[Element data from apps and pages]
# # #
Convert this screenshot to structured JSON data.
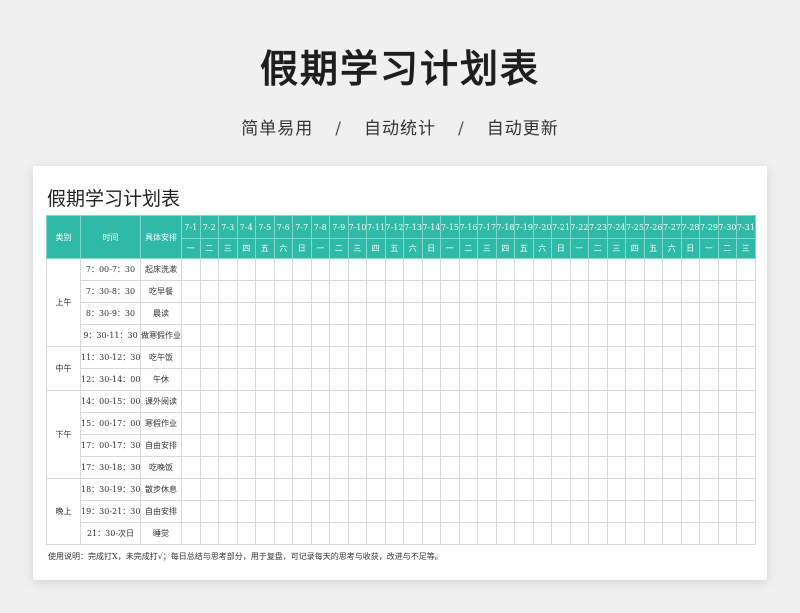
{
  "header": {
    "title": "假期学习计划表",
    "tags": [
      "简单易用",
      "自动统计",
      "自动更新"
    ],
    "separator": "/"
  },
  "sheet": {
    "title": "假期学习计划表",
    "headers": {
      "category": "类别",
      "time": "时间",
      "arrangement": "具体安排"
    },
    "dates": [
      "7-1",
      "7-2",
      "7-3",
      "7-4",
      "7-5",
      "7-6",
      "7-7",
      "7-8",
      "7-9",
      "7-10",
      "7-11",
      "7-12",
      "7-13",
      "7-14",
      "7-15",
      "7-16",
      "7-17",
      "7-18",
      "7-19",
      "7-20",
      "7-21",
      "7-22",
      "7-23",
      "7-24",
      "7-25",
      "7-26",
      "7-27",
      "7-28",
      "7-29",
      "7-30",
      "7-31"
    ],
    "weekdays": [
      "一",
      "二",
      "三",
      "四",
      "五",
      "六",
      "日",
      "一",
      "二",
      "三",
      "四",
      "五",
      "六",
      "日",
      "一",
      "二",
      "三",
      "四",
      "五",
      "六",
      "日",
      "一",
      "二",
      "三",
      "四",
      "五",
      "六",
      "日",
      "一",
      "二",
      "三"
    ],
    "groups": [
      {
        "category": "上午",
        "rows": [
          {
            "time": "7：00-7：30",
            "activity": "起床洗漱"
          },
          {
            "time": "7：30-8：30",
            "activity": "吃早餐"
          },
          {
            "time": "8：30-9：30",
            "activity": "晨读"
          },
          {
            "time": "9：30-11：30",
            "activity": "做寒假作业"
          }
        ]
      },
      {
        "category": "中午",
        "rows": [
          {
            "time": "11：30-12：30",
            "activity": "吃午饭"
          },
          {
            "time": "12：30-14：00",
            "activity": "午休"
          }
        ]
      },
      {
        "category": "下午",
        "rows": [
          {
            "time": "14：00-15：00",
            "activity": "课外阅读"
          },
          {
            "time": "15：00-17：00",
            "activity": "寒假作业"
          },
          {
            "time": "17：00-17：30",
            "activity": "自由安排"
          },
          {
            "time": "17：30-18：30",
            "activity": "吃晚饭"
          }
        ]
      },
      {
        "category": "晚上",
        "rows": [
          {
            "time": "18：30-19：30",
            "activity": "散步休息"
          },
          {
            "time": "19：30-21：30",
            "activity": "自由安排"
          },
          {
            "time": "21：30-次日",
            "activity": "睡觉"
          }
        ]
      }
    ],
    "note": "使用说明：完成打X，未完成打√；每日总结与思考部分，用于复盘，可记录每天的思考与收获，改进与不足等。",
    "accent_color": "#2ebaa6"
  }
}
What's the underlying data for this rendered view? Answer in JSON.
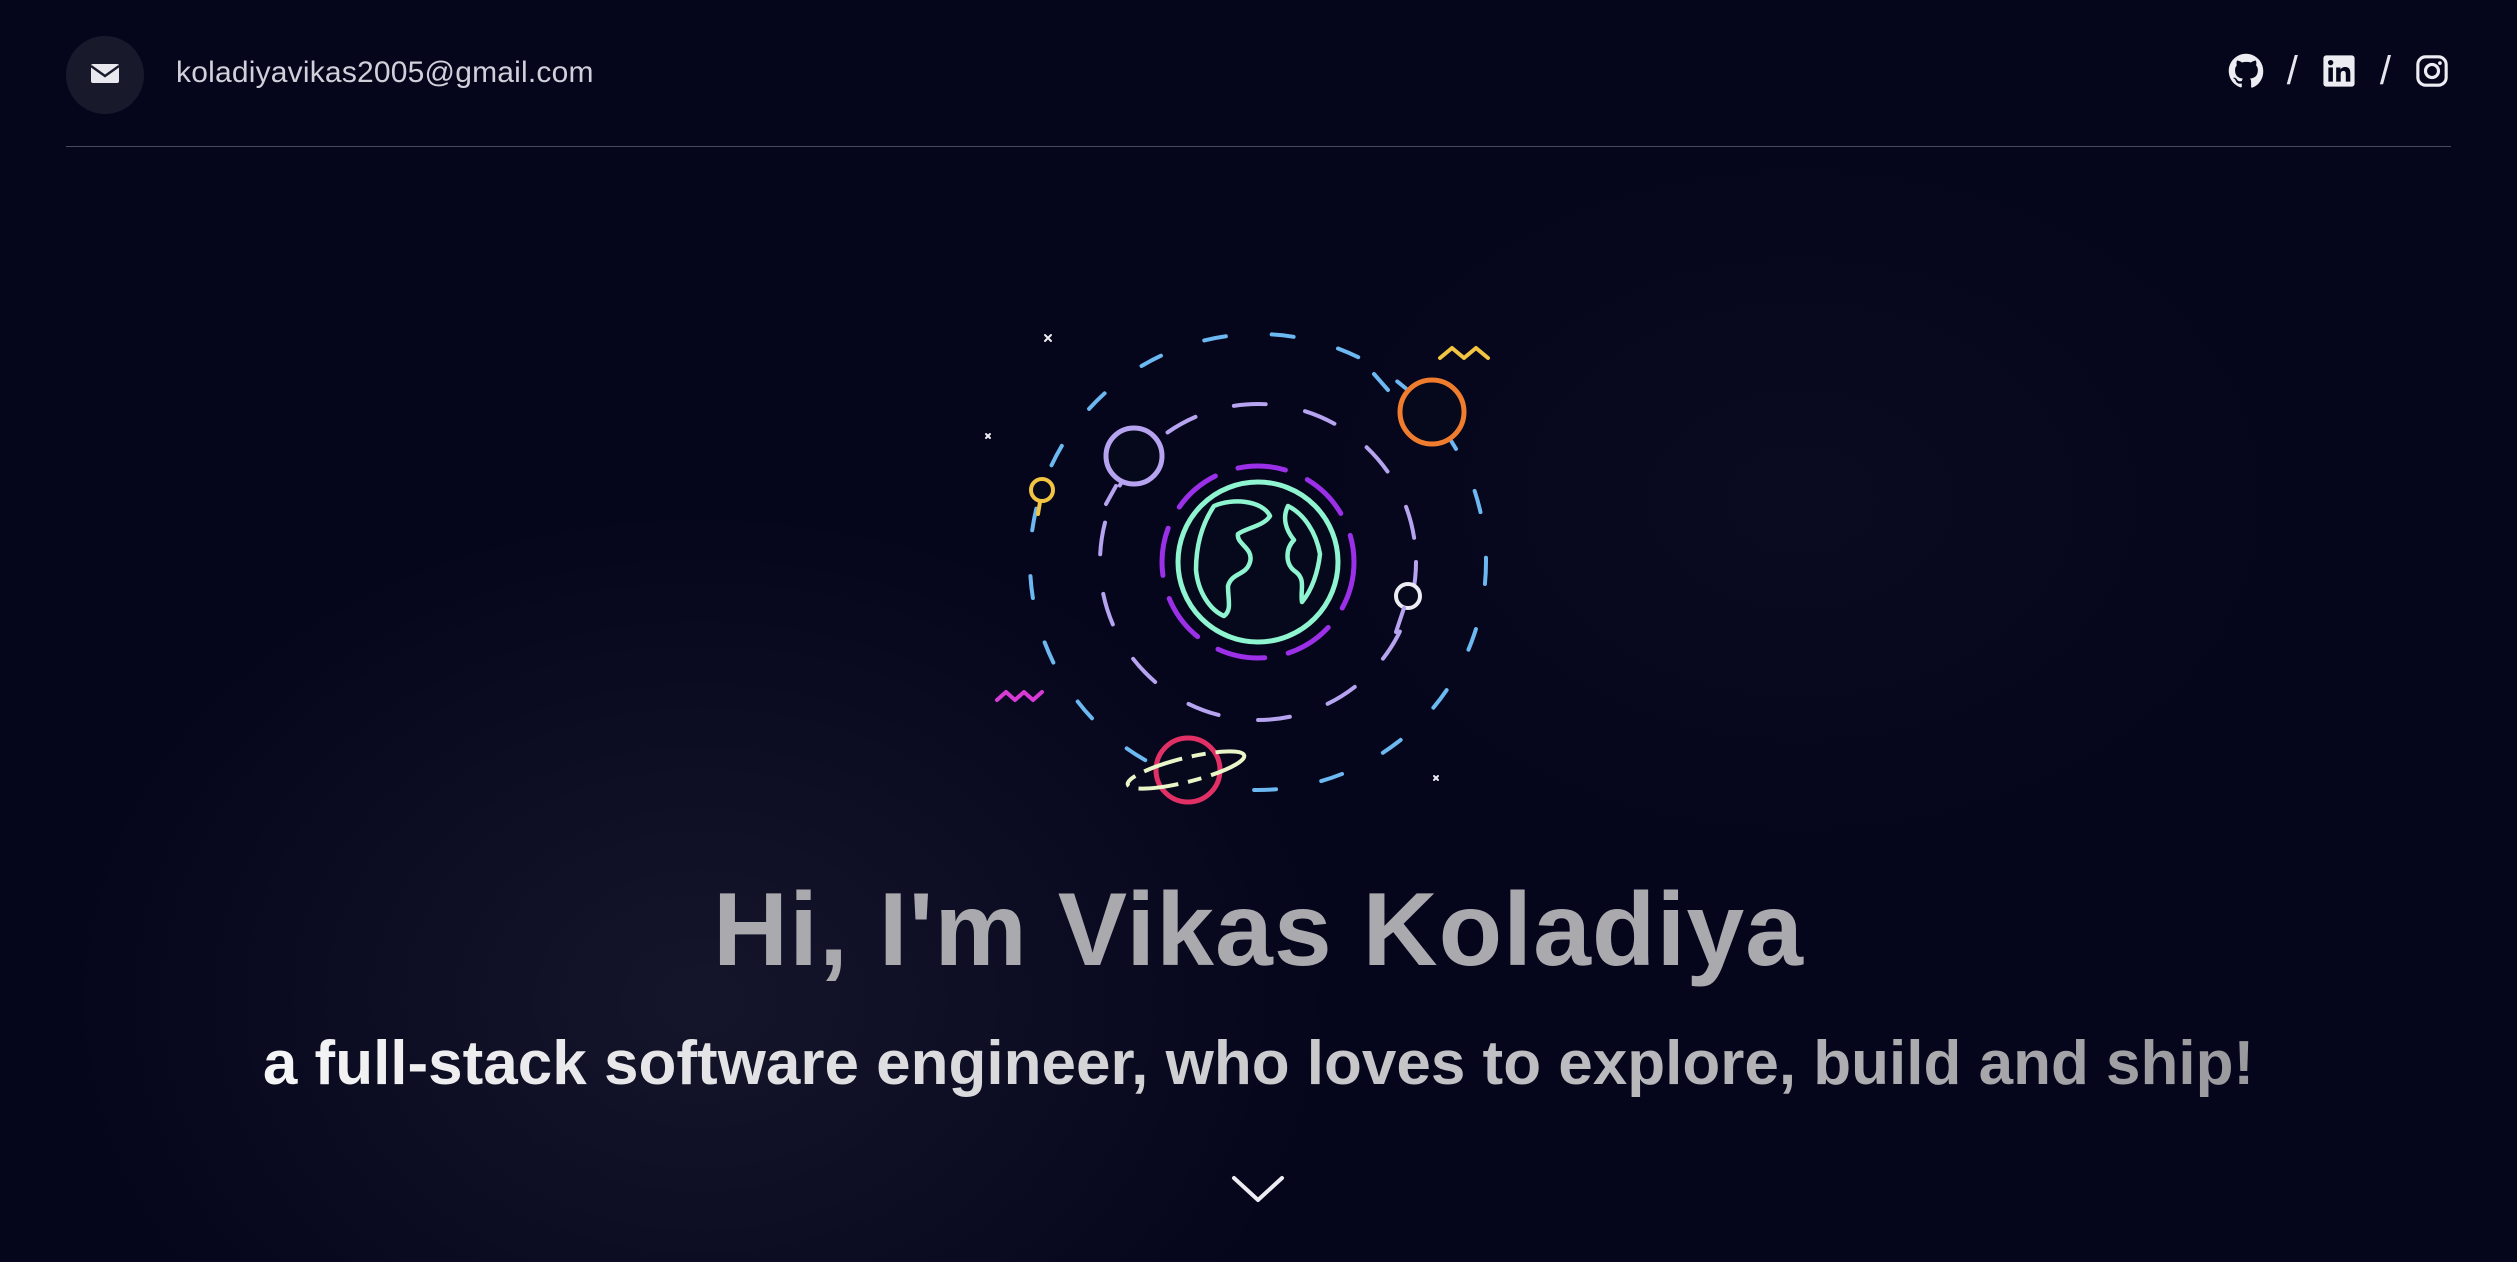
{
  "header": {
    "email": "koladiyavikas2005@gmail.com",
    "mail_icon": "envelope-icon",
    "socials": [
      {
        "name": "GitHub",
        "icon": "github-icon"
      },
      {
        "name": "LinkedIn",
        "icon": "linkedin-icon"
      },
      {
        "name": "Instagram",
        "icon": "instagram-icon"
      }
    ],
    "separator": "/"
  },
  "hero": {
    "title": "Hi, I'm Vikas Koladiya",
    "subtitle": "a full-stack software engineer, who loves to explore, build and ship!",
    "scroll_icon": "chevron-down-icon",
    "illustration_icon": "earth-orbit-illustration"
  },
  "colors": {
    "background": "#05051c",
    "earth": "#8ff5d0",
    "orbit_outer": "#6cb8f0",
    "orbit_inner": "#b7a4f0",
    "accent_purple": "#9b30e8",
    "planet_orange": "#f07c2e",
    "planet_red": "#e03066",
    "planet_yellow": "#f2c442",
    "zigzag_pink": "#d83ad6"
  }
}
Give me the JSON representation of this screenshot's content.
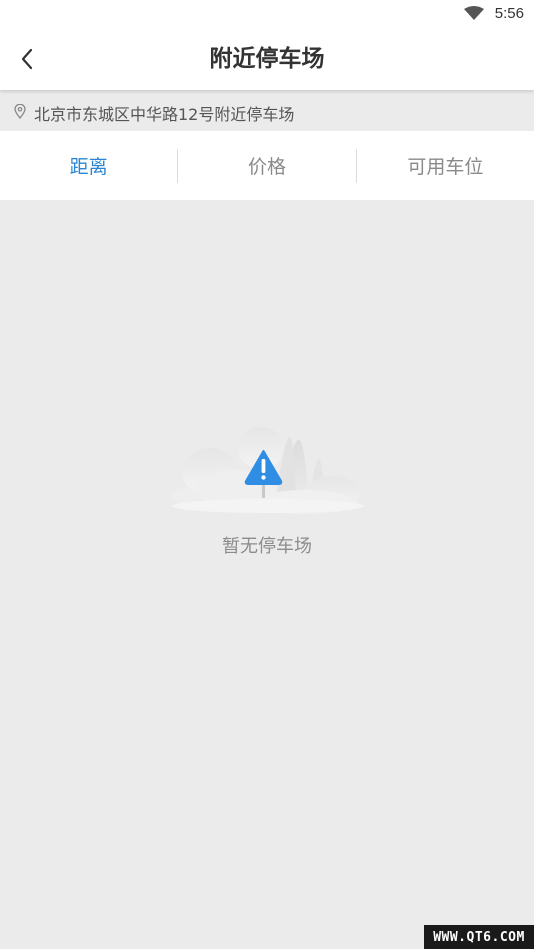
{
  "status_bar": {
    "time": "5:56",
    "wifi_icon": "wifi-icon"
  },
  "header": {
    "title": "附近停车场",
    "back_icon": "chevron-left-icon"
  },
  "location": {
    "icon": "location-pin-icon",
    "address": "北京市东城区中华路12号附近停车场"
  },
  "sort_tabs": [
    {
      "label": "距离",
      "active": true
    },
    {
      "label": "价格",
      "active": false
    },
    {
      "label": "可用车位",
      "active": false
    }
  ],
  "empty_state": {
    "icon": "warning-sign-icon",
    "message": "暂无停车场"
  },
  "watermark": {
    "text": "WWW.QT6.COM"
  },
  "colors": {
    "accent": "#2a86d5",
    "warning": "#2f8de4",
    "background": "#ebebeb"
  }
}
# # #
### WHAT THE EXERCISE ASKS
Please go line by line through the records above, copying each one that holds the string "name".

### PROBLEM SOLUTION
        "name": "GitHub",
        "name": "LinkedIn",
        "name": "Instagram",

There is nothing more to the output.